_AVAILABLE DATA_
::::::::::

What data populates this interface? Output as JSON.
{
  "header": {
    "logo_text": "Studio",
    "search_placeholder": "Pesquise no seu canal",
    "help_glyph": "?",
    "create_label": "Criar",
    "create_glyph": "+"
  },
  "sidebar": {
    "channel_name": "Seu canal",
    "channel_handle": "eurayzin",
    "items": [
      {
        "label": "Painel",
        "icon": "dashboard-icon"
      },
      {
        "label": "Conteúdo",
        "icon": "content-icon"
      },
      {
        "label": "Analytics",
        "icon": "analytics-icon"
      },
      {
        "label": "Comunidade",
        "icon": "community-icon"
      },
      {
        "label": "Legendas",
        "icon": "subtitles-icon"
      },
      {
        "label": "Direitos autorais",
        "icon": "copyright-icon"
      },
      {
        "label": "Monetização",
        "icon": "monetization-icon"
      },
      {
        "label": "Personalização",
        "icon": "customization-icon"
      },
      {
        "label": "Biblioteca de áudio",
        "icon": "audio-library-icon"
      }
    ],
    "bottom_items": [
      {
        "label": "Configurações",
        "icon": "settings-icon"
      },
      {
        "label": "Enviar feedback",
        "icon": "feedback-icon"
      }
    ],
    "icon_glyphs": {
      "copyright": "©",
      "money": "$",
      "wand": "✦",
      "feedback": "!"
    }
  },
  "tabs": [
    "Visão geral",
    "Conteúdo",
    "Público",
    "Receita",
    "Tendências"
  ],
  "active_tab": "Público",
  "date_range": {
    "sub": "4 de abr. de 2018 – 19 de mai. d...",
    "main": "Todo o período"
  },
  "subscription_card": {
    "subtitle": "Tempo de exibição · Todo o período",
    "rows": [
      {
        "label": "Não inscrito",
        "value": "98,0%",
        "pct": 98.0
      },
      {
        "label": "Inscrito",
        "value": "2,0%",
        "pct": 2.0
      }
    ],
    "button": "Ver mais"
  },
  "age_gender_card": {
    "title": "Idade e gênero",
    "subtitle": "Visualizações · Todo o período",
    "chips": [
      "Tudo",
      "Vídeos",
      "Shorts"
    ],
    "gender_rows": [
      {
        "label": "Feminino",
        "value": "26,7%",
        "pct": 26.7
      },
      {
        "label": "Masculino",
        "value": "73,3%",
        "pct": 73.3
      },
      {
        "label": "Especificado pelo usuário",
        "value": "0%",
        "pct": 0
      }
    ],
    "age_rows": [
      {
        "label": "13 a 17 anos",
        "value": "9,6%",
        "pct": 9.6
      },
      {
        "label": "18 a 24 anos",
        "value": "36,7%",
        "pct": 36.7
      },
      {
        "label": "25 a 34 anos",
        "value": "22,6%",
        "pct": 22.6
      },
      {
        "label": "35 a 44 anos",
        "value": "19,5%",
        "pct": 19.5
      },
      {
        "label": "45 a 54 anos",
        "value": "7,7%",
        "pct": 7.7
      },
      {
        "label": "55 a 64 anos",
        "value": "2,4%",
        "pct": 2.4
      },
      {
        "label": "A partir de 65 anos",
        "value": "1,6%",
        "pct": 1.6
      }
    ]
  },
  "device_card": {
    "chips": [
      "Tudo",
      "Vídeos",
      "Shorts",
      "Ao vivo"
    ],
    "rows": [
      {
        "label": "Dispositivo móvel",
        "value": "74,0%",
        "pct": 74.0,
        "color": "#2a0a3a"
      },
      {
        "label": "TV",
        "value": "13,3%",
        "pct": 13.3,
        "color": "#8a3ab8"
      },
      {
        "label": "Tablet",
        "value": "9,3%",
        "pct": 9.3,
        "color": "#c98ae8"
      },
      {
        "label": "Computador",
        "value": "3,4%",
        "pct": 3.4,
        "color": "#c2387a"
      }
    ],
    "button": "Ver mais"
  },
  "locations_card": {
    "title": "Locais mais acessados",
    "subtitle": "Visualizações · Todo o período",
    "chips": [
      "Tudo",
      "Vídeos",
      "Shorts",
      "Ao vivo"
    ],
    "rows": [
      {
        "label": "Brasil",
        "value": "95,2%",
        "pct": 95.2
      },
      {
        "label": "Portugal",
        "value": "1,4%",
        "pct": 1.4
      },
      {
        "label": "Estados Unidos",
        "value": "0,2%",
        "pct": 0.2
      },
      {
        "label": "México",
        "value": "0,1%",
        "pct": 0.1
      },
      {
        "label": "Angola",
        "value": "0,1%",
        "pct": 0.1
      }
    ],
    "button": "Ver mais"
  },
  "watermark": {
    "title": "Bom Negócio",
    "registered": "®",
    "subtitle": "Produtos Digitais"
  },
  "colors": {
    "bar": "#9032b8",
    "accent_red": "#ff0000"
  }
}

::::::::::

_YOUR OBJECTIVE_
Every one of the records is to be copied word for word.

_RESPONSE AREA_
What data populates this interface? Output as JSON.
{
  "header": {
    "logo_text": "Studio",
    "search_placeholder": "Pesquise no seu canal",
    "help_glyph": "?",
    "create_label": "Criar",
    "create_glyph": "+"
  },
  "sidebar": {
    "channel_name": "Seu canal",
    "channel_handle": "eurayzin",
    "items": [
      {
        "label": "Painel",
        "icon": "dashboard-icon"
      },
      {
        "label": "Conteúdo",
        "icon": "content-icon"
      },
      {
        "label": "Analytics",
        "icon": "analytics-icon"
      },
      {
        "label": "Comunidade",
        "icon": "community-icon"
      },
      {
        "label": "Legendas",
        "icon": "subtitles-icon"
      },
      {
        "label": "Direitos autorais",
        "icon": "copyright-icon"
      },
      {
        "label": "Monetização",
        "icon": "monetization-icon"
      },
      {
        "label": "Personalização",
        "icon": "customization-icon"
      },
      {
        "label": "Biblioteca de áudio",
        "icon": "audio-library-icon"
      }
    ],
    "bottom_items": [
      {
        "label": "Configurações",
        "icon": "settings-icon"
      },
      {
        "label": "Enviar feedback",
        "icon": "feedback-icon"
      }
    ],
    "icon_glyphs": {
      "copyright": "©",
      "money": "$",
      "wand": "✦",
      "feedback": "!"
    }
  },
  "tabs": [
    "Visão geral",
    "Conteúdo",
    "Público",
    "Receita",
    "Tendências"
  ],
  "active_tab": "Público",
  "date_range": {
    "sub": "4 de abr. de 2018 – 19 de mai. d...",
    "main": "Todo o período"
  },
  "subscription_card": {
    "subtitle": "Tempo de exibição · Todo o período",
    "rows": [
      {
        "label": "Não inscrito",
        "value": "98,0%",
        "pct": 98.0
      },
      {
        "label": "Inscrito",
        "value": "2,0%",
        "pct": 2.0
      }
    ],
    "button": "Ver mais"
  },
  "age_gender_card": {
    "title": "Idade e gênero",
    "subtitle": "Visualizações · Todo o período",
    "chips": [
      "Tudo",
      "Vídeos",
      "Shorts"
    ],
    "gender_rows": [
      {
        "label": "Feminino",
        "value": "26,7%",
        "pct": 26.7
      },
      {
        "label": "Masculino",
        "value": "73,3%",
        "pct": 73.3
      },
      {
        "label": "Especificado pelo usuário",
        "value": "0%",
        "pct": 0
      }
    ],
    "age_rows": [
      {
        "label": "13 a 17 anos",
        "value": "9,6%",
        "pct": 9.6
      },
      {
        "label": "18 a 24 anos",
        "value": "36,7%",
        "pct": 36.7
      },
      {
        "label": "25 a 34 anos",
        "value": "22,6%",
        "pct": 22.6
      },
      {
        "label": "35 a 44 anos",
        "value": "19,5%",
        "pct": 19.5
      },
      {
        "label": "45 a 54 anos",
        "value": "7,7%",
        "pct": 7.7
      },
      {
        "label": "55 a 64 anos",
        "value": "2,4%",
        "pct": 2.4
      },
      {
        "label": "A partir de 65 anos",
        "value": "1,6%",
        "pct": 1.6
      }
    ]
  },
  "device_card": {
    "chips": [
      "Tudo",
      "Vídeos",
      "Shorts",
      "Ao vivo"
    ],
    "rows": [
      {
        "label": "Dispositivo móvel",
        "value": "74,0%",
        "pct": 74.0,
        "color": "#2a0a3a"
      },
      {
        "label": "TV",
        "value": "13,3%",
        "pct": 13.3,
        "color": "#8a3ab8"
      },
      {
        "label": "Tablet",
        "value": "9,3%",
        "pct": 9.3,
        "color": "#c98ae8"
      },
      {
        "label": "Computador",
        "value": "3,4%",
        "pct": 3.4,
        "color": "#c2387a"
      }
    ],
    "button": "Ver mais"
  },
  "locations_card": {
    "title": "Locais mais acessados",
    "subtitle": "Visualizações · Todo o período",
    "chips": [
      "Tudo",
      "Vídeos",
      "Shorts",
      "Ao vivo"
    ],
    "rows": [
      {
        "label": "Brasil",
        "value": "95,2%",
        "pct": 95.2
      },
      {
        "label": "Portugal",
        "value": "1,4%",
        "pct": 1.4
      },
      {
        "label": "Estados Unidos",
        "value": "0,2%",
        "pct": 0.2
      },
      {
        "label": "México",
        "value": "0,1%",
        "pct": 0.1
      },
      {
        "label": "Angola",
        "value": "0,1%",
        "pct": 0.1
      }
    ],
    "button": "Ver mais"
  },
  "watermark": {
    "title": "Bom Negócio",
    "registered": "®",
    "subtitle": "Produtos Digitais"
  },
  "colors": {
    "bar": "#9032b8",
    "accent_red": "#ff0000"
  }
}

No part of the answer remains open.